Also on the Amazon platform is an Indiana “state affiliate” of the American Family Association (AFA), which is on the SPLC’s current list of “anti-LGBT hate groups”. The AFA has linked homosexuality with Nazism and called it “a poor and dangerous choice”. It has also previously contested its description as a “hate group.”

Another organisation on the donations platform, Focus on the Family, has been criticised by the SPLC for its anti-LGBT views and described as one of “a dozen groups [that] help drive the religious right’s anti-gay crusade”.

Screenshots of the AmazonSmile platform in December 2020.Screenshots of the AmazonSmile platform in December 2020.

Seth Levi, the SPLC’s chief strategy officer, confirmed that Amazon uses the SPLC’s “hate group designations” to identify groups “that do not align with the values and requirements of the Smile program”.

He added: “We are not aware of other sources of information, if any, Amazon uses.
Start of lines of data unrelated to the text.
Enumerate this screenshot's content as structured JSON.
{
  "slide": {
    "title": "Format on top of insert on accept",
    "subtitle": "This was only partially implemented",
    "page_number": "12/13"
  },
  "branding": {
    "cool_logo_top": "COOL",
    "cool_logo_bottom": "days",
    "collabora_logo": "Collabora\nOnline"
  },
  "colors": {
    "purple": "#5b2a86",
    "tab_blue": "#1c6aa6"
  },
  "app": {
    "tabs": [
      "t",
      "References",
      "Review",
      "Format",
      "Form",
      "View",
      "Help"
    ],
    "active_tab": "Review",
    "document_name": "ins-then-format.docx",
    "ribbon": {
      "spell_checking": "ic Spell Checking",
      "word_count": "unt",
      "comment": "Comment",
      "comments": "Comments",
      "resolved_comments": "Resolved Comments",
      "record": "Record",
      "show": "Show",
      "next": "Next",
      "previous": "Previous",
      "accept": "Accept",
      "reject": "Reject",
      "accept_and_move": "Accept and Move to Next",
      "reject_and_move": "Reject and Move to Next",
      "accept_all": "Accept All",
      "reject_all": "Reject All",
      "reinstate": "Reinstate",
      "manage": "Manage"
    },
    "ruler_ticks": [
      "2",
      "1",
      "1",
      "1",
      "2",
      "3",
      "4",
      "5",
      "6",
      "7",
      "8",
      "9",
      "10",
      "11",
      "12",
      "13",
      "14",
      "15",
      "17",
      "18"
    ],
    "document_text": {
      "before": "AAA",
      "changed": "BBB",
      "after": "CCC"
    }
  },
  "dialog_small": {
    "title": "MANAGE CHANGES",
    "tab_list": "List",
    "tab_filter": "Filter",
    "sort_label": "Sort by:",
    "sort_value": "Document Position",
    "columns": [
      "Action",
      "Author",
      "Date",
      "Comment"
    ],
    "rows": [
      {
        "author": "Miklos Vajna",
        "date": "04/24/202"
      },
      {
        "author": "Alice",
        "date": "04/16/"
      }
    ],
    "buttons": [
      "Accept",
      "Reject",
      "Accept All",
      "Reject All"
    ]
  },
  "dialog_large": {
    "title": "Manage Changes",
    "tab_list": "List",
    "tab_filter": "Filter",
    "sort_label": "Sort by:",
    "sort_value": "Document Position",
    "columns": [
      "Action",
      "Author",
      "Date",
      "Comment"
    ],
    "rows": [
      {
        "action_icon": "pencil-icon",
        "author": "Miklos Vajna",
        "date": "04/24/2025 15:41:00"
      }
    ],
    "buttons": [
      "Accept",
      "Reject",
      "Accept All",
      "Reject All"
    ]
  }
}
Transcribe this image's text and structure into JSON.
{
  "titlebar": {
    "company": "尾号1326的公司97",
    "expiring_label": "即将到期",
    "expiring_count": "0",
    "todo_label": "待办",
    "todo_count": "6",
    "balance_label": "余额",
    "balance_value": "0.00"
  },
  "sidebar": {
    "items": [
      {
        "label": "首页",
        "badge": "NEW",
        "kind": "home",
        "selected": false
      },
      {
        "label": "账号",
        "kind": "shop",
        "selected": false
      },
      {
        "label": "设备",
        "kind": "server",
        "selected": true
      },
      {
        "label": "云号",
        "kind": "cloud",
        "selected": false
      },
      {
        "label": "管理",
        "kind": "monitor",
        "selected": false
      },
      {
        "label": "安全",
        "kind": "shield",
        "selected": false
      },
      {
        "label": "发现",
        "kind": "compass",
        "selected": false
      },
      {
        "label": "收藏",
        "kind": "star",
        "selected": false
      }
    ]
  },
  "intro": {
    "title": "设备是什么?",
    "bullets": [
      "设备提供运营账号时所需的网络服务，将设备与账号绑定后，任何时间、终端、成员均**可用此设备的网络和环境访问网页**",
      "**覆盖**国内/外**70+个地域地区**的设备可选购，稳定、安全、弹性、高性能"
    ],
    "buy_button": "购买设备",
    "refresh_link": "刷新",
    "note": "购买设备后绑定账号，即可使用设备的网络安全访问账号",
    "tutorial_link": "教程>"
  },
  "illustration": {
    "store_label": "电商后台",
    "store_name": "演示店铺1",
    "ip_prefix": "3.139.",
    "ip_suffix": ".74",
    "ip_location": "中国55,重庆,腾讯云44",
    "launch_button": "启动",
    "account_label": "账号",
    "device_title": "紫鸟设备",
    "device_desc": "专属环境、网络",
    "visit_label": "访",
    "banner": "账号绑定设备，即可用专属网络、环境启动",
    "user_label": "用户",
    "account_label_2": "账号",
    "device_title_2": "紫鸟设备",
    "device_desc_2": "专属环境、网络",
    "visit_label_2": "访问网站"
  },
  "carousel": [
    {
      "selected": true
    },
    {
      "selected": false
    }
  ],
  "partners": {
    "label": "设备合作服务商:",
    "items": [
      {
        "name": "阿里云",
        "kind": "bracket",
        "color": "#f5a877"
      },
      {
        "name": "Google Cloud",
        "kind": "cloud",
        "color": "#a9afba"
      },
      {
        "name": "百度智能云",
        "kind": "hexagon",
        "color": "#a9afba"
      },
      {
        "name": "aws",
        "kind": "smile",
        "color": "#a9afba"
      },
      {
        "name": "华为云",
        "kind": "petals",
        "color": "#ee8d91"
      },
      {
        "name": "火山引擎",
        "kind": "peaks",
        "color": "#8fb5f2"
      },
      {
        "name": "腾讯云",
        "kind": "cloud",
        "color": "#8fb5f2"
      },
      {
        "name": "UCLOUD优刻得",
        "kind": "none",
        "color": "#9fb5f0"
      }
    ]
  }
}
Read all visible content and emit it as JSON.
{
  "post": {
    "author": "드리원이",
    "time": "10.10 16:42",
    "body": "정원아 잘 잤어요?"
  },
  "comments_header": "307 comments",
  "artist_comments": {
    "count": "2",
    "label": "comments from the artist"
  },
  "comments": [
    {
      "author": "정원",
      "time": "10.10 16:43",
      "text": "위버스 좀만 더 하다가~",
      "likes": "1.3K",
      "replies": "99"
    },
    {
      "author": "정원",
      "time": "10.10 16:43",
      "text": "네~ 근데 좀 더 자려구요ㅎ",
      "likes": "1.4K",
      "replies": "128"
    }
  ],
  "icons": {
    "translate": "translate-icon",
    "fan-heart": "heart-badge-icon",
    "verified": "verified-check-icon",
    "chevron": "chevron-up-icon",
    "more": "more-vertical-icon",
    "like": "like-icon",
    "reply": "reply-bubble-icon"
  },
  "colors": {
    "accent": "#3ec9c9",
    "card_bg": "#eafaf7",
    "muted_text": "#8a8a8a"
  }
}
We urge Amazon to ensure that none of its platforms, including retail, web services, and entertainment, are used to support and/or promulgate hateful and dehumanising content, as well as disinformation that threatens the fabric of our democracy.”

Robbie de Santos, associate director of campaigns and communications at the UK LGBT rights charity Stonewall, told openDemocracy: “It’s disappointing to see organisations that campaign against LGBT equality platformed on AmazonSmile.”

Stonewall said they have messaged their contacts at Amazon about openDemocracy’s findings. De Santos said: “We have raised our concerns with Amazon and will continue our work until every LGBT+ person is free to be themselves worldwide.”

openDemocracy contacted the American Center for Law and Justice, American Family Association, Focus on the Family and Human Life International for comment on their compliance with AmazonSmile’s Participation Agreement. None of these groups replied.

A spokesperson for the Billy Graham Evangelistic Association said the group is “grateful to participate in the Amazon Smile program” and that it “does not engage in unlawful discrimination and we do not promote intolerance.” They added: “We hope Amazon Smile will continue to respect the rights and dignity of all people, and won’t discriminate against faith-based groups based solely on their sincerely held religious beliefs.”

This post was originally published on Radio Free.